I could lag behind, maybe cop a squat when Hubs wasn’t looking. Or I could help him haul that damn deer out to the truck.

Believe me people, when I say that only a bathroom emergency would enable me to touch a dead animal.

After we heaved the buck into the truck, I ordered Hubs to take me to Grandma Hattie’s house, where a wall-papered, old-lady bathroom awaited.

And thus, my introduction and initiation to deer hunting was complete.

I married Hubs the following spring and I have never set foot near a deer stand again.

Instead, I take the kids to the Buck Fever parade, the Buck Fever catfish lunch, the Buck Fever Talent Show and the Buck Fever Beauty Pageant.

I find these activities both fun and totally surreal. And when I hear the occasional boom of gunfire, I thank my lucky stars that I got that ring on my finger before my second hunting season with Hubs.

And these days, my camo isn’t deer-woods friendly. It’s pink. And meant for sleeping.

The mighty deer hunter

The mighty deer hunter


psst … Make sure you go here for a chance to win a pair of sparkly earrings!

Arkie Mama: Yes, it really happens

Even eight years of marriage, Hubs and I still contend that pottying is a private endeavor. That’s not to say I don’t poke my head in to grab my toothbrush, but he yelps when I do that, just as I do when he turns the tables.

Which is why, nearly five years ago, I had a sinking feeling each time I remembered the pushing part of my son’s delivery.

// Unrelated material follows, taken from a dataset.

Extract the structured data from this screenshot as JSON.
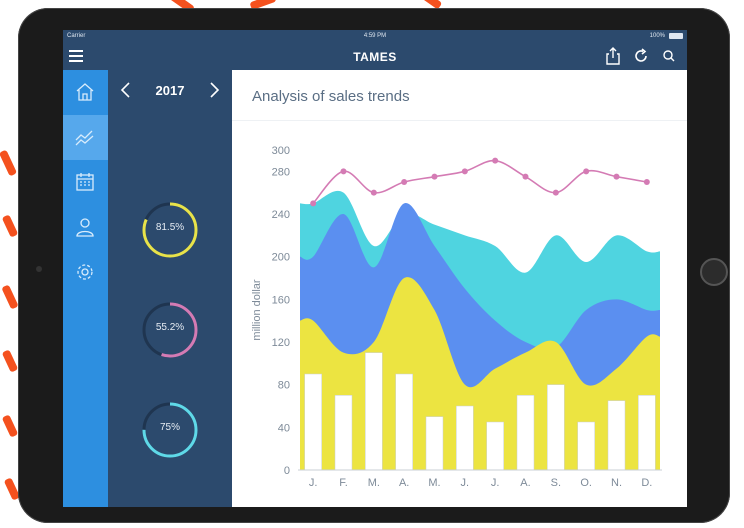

While much remained a blur, I distinctly recalled hearing my doula say to the nurse: “Oh, I’ll get that.”

What, I wondered, was the “that”? Could it be … no, surely not.

Months later, I worked up the courage to ask Hubs.

“So when I was pushing during the E-man’s birth, did I — well, you know?”

“Yeah,” Hubs replied with a smirk. “You did.”

Pause. {blink, blink}

“Why didn’t you tell me?” I wailed.

“Because you were postpartum. And hormonal. And I wanted to live,” Hubs said matter-of-factly.

Perhaps this incident was the reason for my abnormal interest in Hubs’ first colonoscopy.

I read him the infamous Dave Barry colonoscopy column. I watched him chug his first round of the prep and then began asking every few minutes — rather gleefully, I admit — if he was feeling the effects yet.

“No,” he said smugly. Again and again.

And then he disappeared into the bathroom for hours.

“Why is Daddy still in the bathroom?” little E-man asked.

“Well, he has to go to the doctor tomorrow,” I said evasively.

“Because he can’t stop pooping?” the E-man inquired.

I found this so hilarious that I insisted on telling Hubs about his son’s conclusion through the bathroom door.

Hubs wasn’t nearly as amused.

The next morning, I sat in a waiting room, flipping through magazines while Hubs underwent his procedure.

Just as I finished my third People, a nurse summoned me to the recovery area. I found Hubs curled up peacefully on a gurney.  Only curtains separated him from the neighboring patients.

“He needs to pass gas before we can let him go,” the nurse informed me.

I felt an evil grin spread across my face.

“Really?” I asked.

“Yes,” she said. “When he wakes up, I’ll bring him some Coke.”

Important fact: Hubs’ horror of emitting bodily noises rivals my horror of pooping in delivery rooms.

I leaned over my sedated husband.

“Guess what?” I whispered huskily. “You have to toot before they’ll discharge you.”

I giggled manically. Hubs didn’t stir.

I opened the novel I’d brought along. When the nurse returned with the Coke, we finally roused Hubs.

“You still haven’t tooted!” I cackled.

The nurse looked at me oddly. Perhaps my enthusiasm unnerved her.

When she left, I resumed torturing my spouse.

“Did you hear what she said? You have to toot before we can get out of here. So get busy. I promise, I won’t laugh at you.”

Of course, when he ripped the first one I promptly collapsed into hysterics.

As he continued to make a joyful noise, a patient in the next cubicle asked the nurse what was going on.

“There’s a colonoscopy patient next to you,” she explained.

“Sorry!” Hubs called out groggily.

I snorted and snickered and carried on like a junior high boy until the doctor walked in and shot me a puzzled look.

“Everything looks fine,” he said.

I pulled myself together long enough to listen to the doctor. Then I drove my sleepy husband home.

Hubs doesn’t remember any of my juvenile recovery-room antics.

But now, at last, I consider us even in the Arena of Indignities.